Breastfeeding has a protective effect against pregnancy, although it is difficult to quantify unless the woman is fully breastfeeding, amenorrheic and less than six months postpartum. Two-thirds of women admitted to this study were breastfeeding (but had had at least three regular menstrual cycles) at enrollment; a similar proportion were not breastfeeding at the end of the study. In the highlands of Guatemala, a large proportion of all Mayan women who are in need of protection against a pregnancy are lactating at any point in time. Because rural Mayan women were the population of interest in this study, we wanted to capture the experience of a population that closely resembled the women who were likely to use the method, rather than limit the study to the small part of that population who were ideal candidates for the method.
The requirement of regular cycles is particularly challenging for rural Mayan populations. While all women admitted to the study reported having regular cycles, they had not kept a record of cycle length prior to enrollment, and when participants began to chart their cycles on a calendar, many discovered that their cycles were not regular.16 Although we did not eliminate any women from the study if their cycle varied from the 26-32-day limit for admission, these women and their partners were counseled about other methods.
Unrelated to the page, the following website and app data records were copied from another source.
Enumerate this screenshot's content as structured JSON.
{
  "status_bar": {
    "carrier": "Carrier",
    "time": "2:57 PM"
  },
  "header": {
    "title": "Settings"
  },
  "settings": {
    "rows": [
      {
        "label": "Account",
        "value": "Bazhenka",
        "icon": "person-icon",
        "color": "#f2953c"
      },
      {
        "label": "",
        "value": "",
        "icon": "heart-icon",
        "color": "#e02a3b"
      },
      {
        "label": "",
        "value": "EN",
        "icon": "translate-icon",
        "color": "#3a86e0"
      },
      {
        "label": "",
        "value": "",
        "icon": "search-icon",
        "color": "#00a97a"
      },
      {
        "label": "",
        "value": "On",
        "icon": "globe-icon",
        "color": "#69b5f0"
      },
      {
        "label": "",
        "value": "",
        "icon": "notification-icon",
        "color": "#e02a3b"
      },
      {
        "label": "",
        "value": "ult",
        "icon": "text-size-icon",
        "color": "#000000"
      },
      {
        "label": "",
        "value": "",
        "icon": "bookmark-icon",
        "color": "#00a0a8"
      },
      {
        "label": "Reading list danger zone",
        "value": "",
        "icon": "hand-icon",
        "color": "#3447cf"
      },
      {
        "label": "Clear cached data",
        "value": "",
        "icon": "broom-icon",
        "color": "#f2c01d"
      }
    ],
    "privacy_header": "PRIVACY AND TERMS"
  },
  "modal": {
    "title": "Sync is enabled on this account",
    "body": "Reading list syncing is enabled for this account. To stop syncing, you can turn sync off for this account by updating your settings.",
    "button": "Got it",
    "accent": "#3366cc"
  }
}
Couples who require the assistance of the instructor to move the marker or mark the calendar may face difficulties in achieving autonomy in their use of the method. On the other hand, if the instructor lives near the couple, she may continue to provide this service; alternatively, the couple may seek assistance from a relative or friend. Autonomy of practice will be studied in a one-year follow-up study.
As is common in natural family planning studies, couples reported high degrees of satisfaction with the method. Partners of men who reported dissatisfaction with the length of the abstinence period had an excess number of pregnancies, but the numbers are too small to be definitive. Nonetheless, male dissatisfaction may serve as a red flag for the instructor to encourage the couple to keep a barrier method handy.
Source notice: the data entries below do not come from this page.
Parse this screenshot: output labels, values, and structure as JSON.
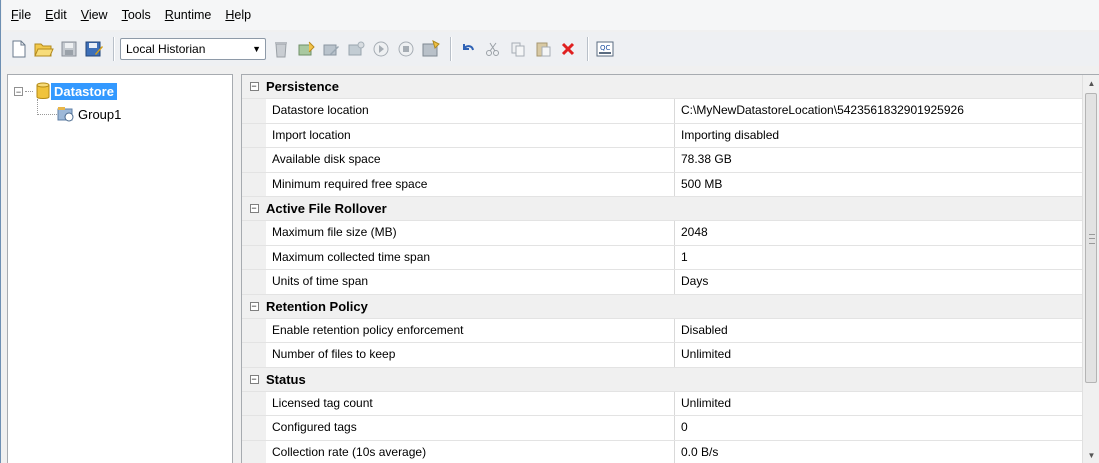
{
  "menubar": {
    "items": [
      {
        "u": "F",
        "rest": "ile"
      },
      {
        "u": "E",
        "rest": "dit"
      },
      {
        "u": "V",
        "rest": "iew"
      },
      {
        "u": "T",
        "rest": "ools"
      },
      {
        "u": "R",
        "rest": "untime"
      },
      {
        "u": "H",
        "rest": "elp"
      }
    ]
  },
  "toolbar": {
    "combo_value": "Local Historian"
  },
  "tree": {
    "root": "Datastore",
    "child": "Group1"
  },
  "grid": {
    "sections": [
      {
        "title": "Persistence",
        "rows": [
          {
            "name": "Datastore location",
            "value": "C:\\MyNewDatastoreLocation\\5423561832901925926"
          },
          {
            "name": "Import location",
            "value": "Importing disabled"
          },
          {
            "name": "Available disk space",
            "value": "78.38 GB"
          },
          {
            "name": "Minimum required free space",
            "value": "500 MB"
          }
        ]
      },
      {
        "title": "Active File Rollover",
        "rows": [
          {
            "name": "Maximum file size (MB)",
            "value": "2048"
          },
          {
            "name": "Maximum collected time span",
            "value": "1"
          },
          {
            "name": "Units of time span",
            "value": "Days"
          }
        ]
      },
      {
        "title": "Retention Policy",
        "rows": [
          {
            "name": "Enable retention policy enforcement",
            "value": "Disabled"
          },
          {
            "name": "Number of files to keep",
            "value": "Unlimited"
          }
        ]
      },
      {
        "title": "Status",
        "rows": [
          {
            "name": "Licensed tag count",
            "value": "Unlimited"
          },
          {
            "name": "Configured tags",
            "value": "0"
          },
          {
            "name": "Collection rate (10s average)",
            "value": "0.0 B/s"
          }
        ]
      }
    ]
  },
  "colors": {
    "selection": "#3399ff",
    "delete": "#e02020"
  }
}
Study participants received more visits from the instructor than is feasible in many large-scale programs. Visits after the third cycle of use were for data collection purposes and are unnecessary outside a research context. Instructors reported informally that the visits in the first three cycles were important for providing reassurance to the woman. This level of attention should be feasible for NGOs that provide health services to this population or others that are equally underserved and prefer a natural method. The level of attention couples received from instructors may have contributed to the low rates of pregnancy and discontinuation observed in the study. A one-year follow-up study will research this issue.
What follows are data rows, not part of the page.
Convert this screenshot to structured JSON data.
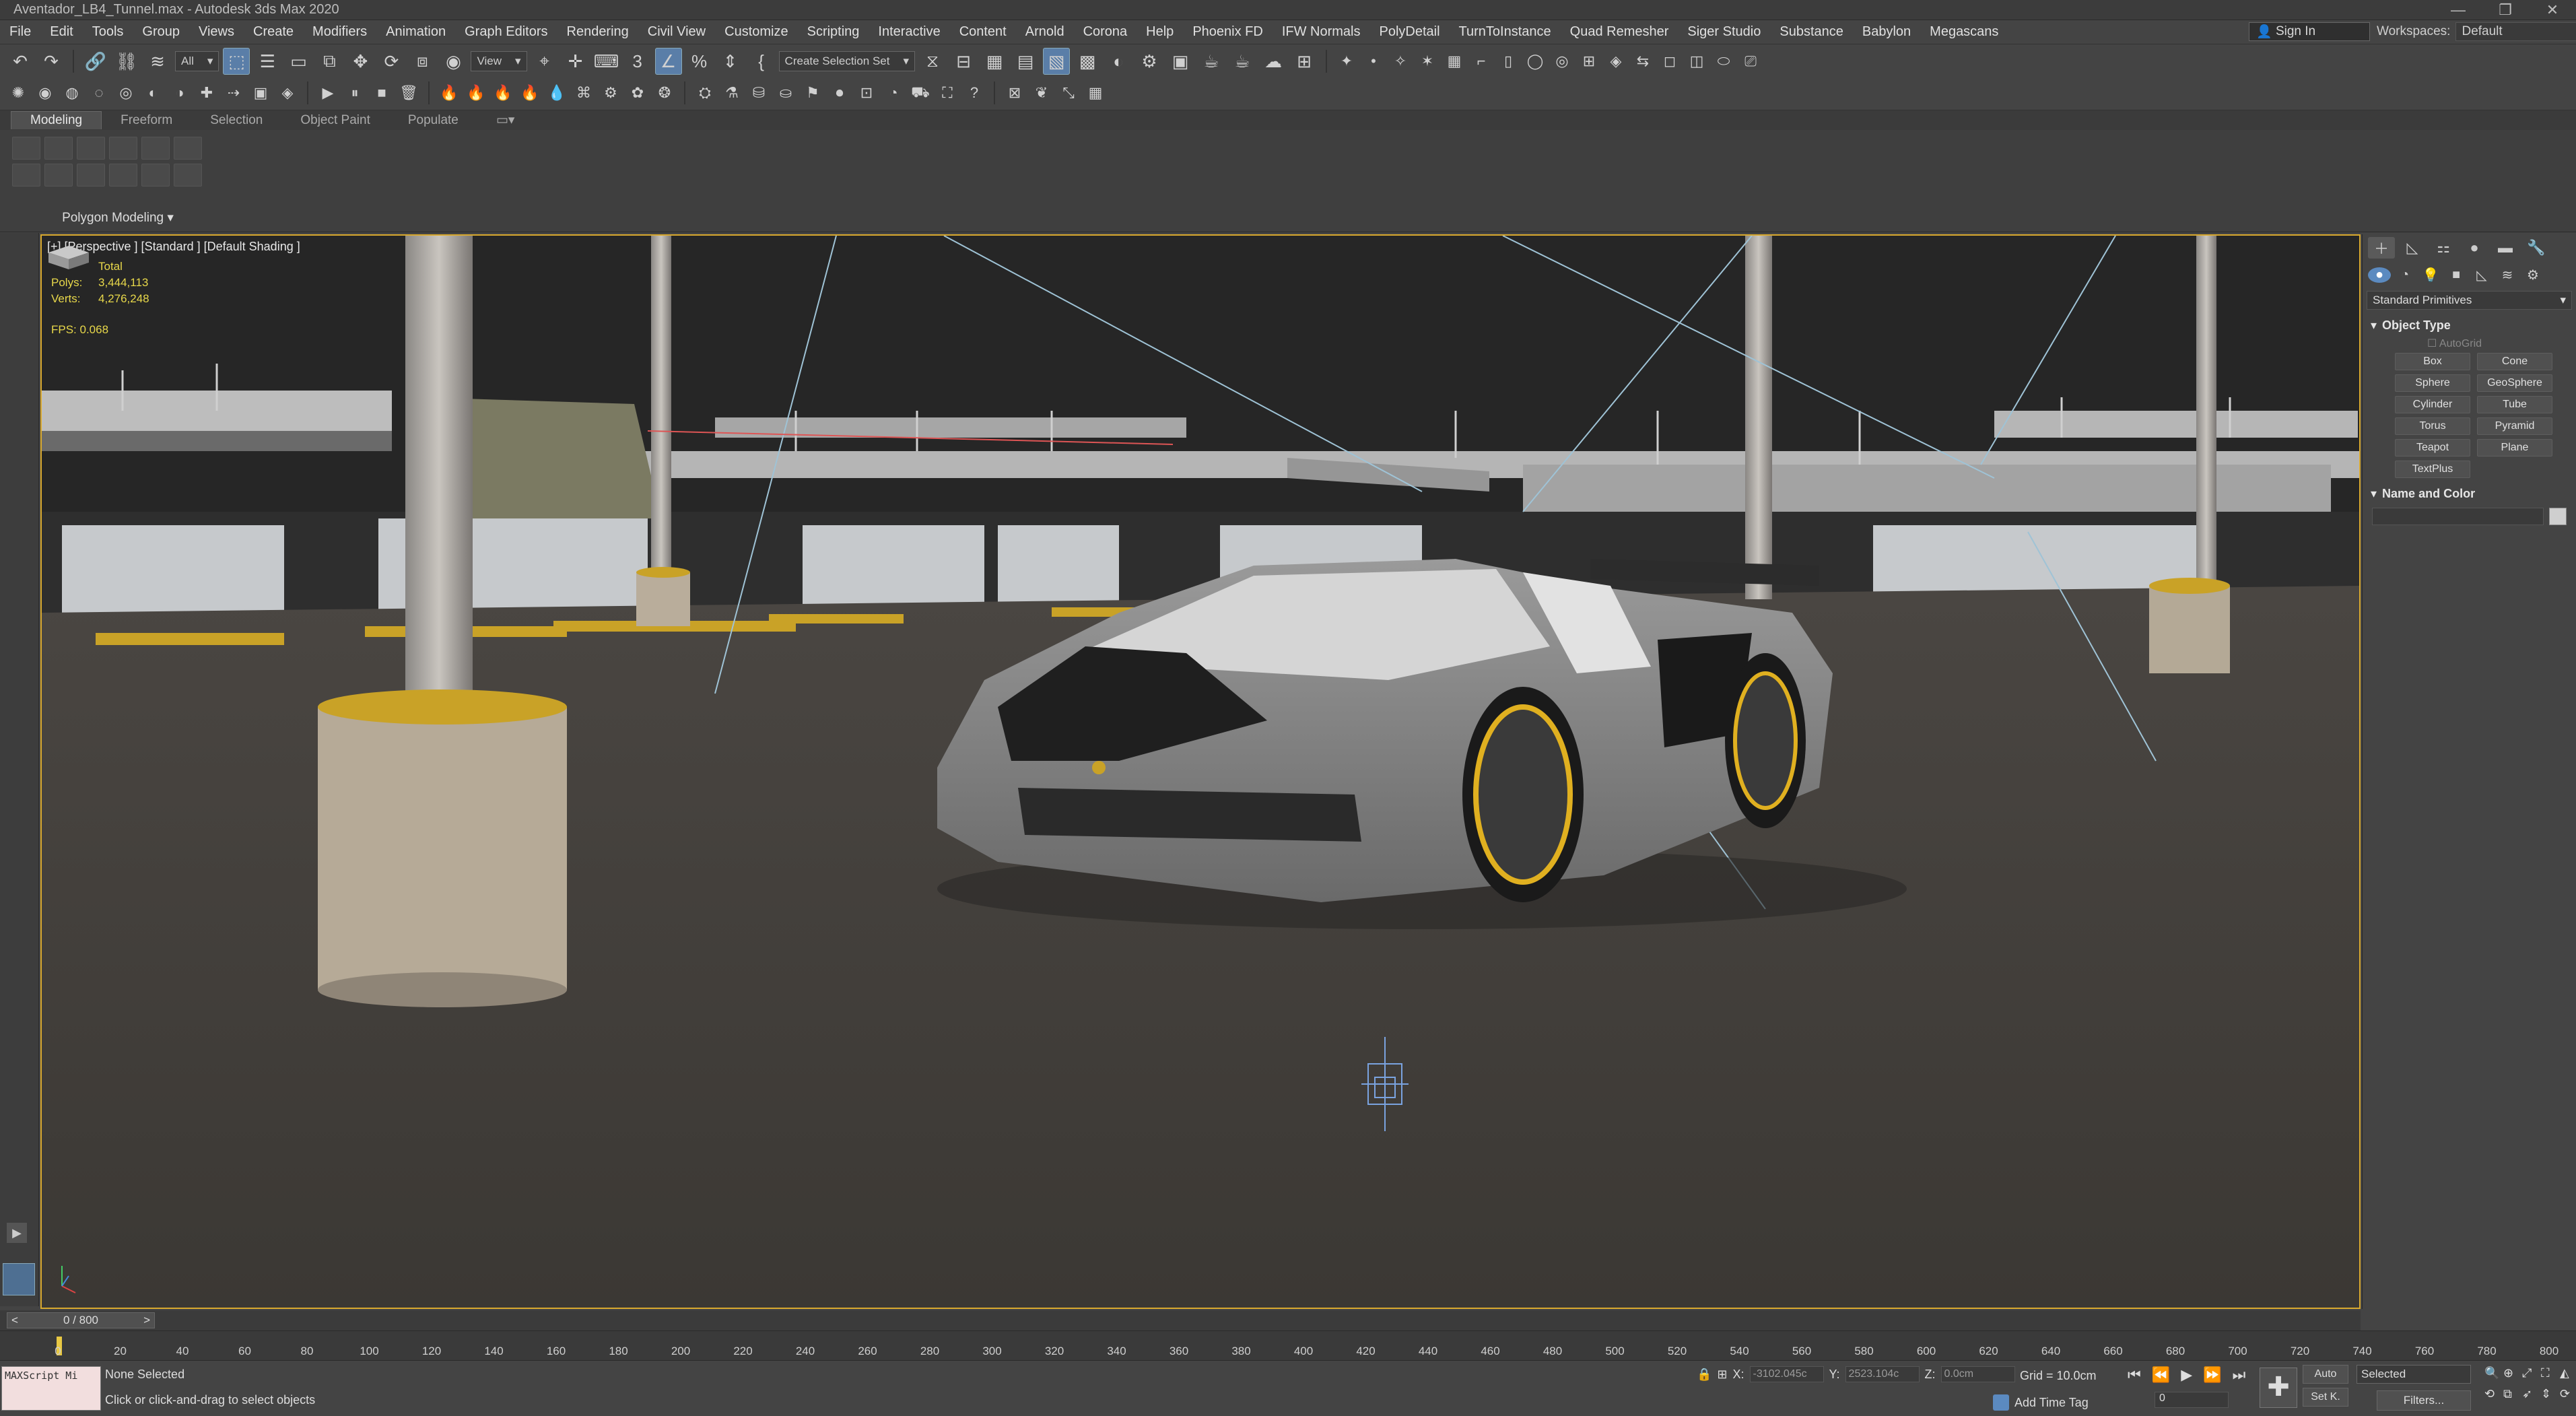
{
  "window": {
    "title": "Aventador_LB4_Tunnel.max - Autodesk 3ds Max 2020"
  },
  "menu": [
    "File",
    "Edit",
    "Tools",
    "Group",
    "Views",
    "Create",
    "Modifiers",
    "Animation",
    "Graph Editors",
    "Rendering",
    "Civil View",
    "Customize",
    "Scripting",
    "Interactive",
    "Content",
    "Arnold",
    "Corona",
    "Help",
    "Phoenix FD",
    "IFW Normals",
    "PolyDetail",
    "TurnToInstance",
    "Quad Remesher",
    "Siger Studio",
    "Substance",
    "Babylon",
    "Megascans"
  ],
  "signin": "Sign In",
  "workspaces": {
    "label": "Workspaces:",
    "value": "Default"
  },
  "toolbar": {
    "filter": "All",
    "ref_coord": "View",
    "selection_set": "Create Selection Set"
  },
  "ribbon": {
    "tabs": [
      "Modeling",
      "Freeform",
      "Selection",
      "Object Paint",
      "Populate"
    ],
    "active": "Modeling",
    "group_label": "Polygon Modeling"
  },
  "viewport": {
    "label": "[+] [Perspective ] [Standard ] [Default Shading ]",
    "stats": {
      "total_label": "Total",
      "polys_label": "Polys:",
      "polys": "3,444,113",
      "verts_label": "Verts:",
      "verts": "4,276,248"
    },
    "fps": "FPS:  0.068"
  },
  "command_panel": {
    "category": "Standard Primitives",
    "object_type": "Object Type",
    "autogrid": "AutoGrid",
    "primitives": [
      "Box",
      "Cone",
      "Sphere",
      "GeoSphere",
      "Cylinder",
      "Tube",
      "Torus",
      "Pyramid",
      "Teapot",
      "Plane",
      "TextPlus"
    ],
    "name_and_color": "Name and Color"
  },
  "time": {
    "frame": "0 / 800",
    "ticks": [
      "0",
      "20",
      "40",
      "60",
      "80",
      "100",
      "120",
      "140",
      "160",
      "180",
      "200",
      "220",
      "240",
      "260",
      "280",
      "300",
      "320",
      "340",
      "360",
      "380",
      "400",
      "420",
      "440",
      "460",
      "480",
      "500",
      "520",
      "540",
      "560",
      "580",
      "600",
      "620",
      "640",
      "660",
      "680",
      "700",
      "720",
      "740",
      "760",
      "780",
      "800"
    ]
  },
  "status": {
    "maxscript": "MAXScript Mi",
    "selection": "None Selected",
    "prompt": "Click or click-and-drag to select objects",
    "x_label": "X:",
    "x": "-3102.045c",
    "y_label": "Y:",
    "y": "2523.104c",
    "z_label": "Z:",
    "z": "0.0cm",
    "grid": "Grid = 10.0cm",
    "add_time_tag": "Add Time Tag",
    "frame_value": "0",
    "auto": "Auto",
    "setk": "Set K.",
    "selected": "Selected",
    "filters": "Filters..."
  },
  "colors": {
    "accent": "#5b9bd5",
    "viewport_border": "#d9a92e",
    "stats": "#e8d84a",
    "car": "#8c8c8c"
  }
}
Although studies of natural methods are usually conducted among better-educated couples, the effectiveness and continuation rates among this population are quite high. Our findings demonstrate the potential for effective use of a fairly simple natural method and its high levels of acceptability among the Mayan population of Guatemala.